• [Instructions for the task]:
Copy out all of the entries, keeping every word the same.

(Entries from a dataset of interfaces)
• • • •
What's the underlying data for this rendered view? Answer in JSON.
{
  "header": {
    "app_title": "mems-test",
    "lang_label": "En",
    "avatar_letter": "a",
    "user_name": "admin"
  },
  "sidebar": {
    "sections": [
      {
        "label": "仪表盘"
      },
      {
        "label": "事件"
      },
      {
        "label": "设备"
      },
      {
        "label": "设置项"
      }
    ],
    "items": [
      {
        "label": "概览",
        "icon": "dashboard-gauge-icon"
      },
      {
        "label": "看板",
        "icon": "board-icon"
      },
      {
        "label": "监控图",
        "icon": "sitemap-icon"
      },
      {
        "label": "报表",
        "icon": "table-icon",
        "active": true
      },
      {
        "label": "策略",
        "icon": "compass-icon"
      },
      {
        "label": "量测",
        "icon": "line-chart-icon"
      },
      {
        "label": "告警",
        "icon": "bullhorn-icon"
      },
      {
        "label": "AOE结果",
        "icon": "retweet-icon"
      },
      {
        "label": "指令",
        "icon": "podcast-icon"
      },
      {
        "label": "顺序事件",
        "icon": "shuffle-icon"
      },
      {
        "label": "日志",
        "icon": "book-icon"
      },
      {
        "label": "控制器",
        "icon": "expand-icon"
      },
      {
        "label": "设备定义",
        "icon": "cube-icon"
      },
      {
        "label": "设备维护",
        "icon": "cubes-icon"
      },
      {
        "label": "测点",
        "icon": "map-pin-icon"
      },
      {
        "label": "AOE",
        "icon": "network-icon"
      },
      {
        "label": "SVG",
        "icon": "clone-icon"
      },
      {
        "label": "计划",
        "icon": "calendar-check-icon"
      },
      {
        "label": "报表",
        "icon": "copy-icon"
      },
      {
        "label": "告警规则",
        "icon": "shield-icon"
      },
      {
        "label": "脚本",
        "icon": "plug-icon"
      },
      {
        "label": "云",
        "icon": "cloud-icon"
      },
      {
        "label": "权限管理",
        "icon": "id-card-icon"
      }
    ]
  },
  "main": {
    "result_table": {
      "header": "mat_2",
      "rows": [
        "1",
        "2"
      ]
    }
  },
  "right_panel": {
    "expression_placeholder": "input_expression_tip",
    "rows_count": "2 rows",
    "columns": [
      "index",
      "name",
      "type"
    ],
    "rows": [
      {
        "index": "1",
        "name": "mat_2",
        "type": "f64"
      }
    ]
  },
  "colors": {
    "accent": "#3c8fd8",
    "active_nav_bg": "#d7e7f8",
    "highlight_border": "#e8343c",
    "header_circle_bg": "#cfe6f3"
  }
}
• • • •
• [Finished task]:
What's the underlying data for this rendered view? Answer in JSON.
{
  "header": {
    "app_title": "mems-test",
    "lang_label": "En",
    "avatar_letter": "a",
    "user_name": "admin"
  },
  "sidebar": {
    "sections": [
      {
        "label": "仪表盘"
      },
      {
        "label": "事件"
      },
      {
        "label": "设备"
      },
      {
        "label": "设置项"
      }
    ],
    "items": [
      {
        "label": "概览",
        "icon": "dashboard-gauge-icon"
      },
      {
        "label": "看板",
        "icon": "board-icon"
      },
      {
        "label": "监控图",
        "icon": "sitemap-icon"
      },
      {
        "label": "报表",
        "icon": "table-icon",
        "active": true
      },
      {
        "label": "策略",
        "icon": "compass-icon"
      },
      {
        "label": "量测",
        "icon": "line-chart-icon"
      },
      {
        "label": "告警",
        "icon": "bullhorn-icon"
      },
      {
        "label": "AOE结果",
        "icon": "retweet-icon"
      },
      {
        "label": "指令",
        "icon": "podcast-icon"
      },
      {
        "label": "顺序事件",
        "icon": "shuffle-icon"
      },
      {
        "label": "日志",
        "icon": "book-icon"
      },
      {
        "label": "控制器",
        "icon": "expand-icon"
      },
      {
        "label": "设备定义",
        "icon": "cube-icon"
      },
      {
        "label": "设备维护",
        "icon": "cubes-icon"
      },
      {
        "label": "测点",
        "icon": "map-pin-icon"
      },
      {
        "label": "AOE",
        "icon": "network-icon"
      },
      {
        "label": "SVG",
        "icon": "clone-icon"
      },
      {
        "label": "计划",
        "icon": "calendar-check-icon"
      },
      {
        "label": "报表",
        "icon": "copy-icon"
      },
      {
        "label": "告警规则",
        "icon": "shield-icon"
      },
      {
        "label": "脚本",
        "icon": "plug-icon"
      },
      {
        "label": "云",
        "icon": "cloud-icon"
      },
      {
        "label": "权限管理",
        "icon": "id-card-icon"
      }
    ]
  },
  "main": {
    "result_table": {
      "header": "mat_2",
      "rows": [
        "1",
        "2"
      ]
    }
  },
  "right_panel": {
    "expression_placeholder": "input_expression_tip",
    "rows_count": "2 rows",
    "columns": [
      "index",
      "name",
      "type"
    ],
    "rows": [
      {
        "index": "1",
        "name": "mat_2",
        "type": "f64"
      }
    ]
  },
  "colors": {
    "accent": "#3c8fd8",
    "active_nav_bg": "#d7e7f8",
    "highlight_border": "#e8343c",
    "header_circle_bg": "#cfe6f3"
  }
}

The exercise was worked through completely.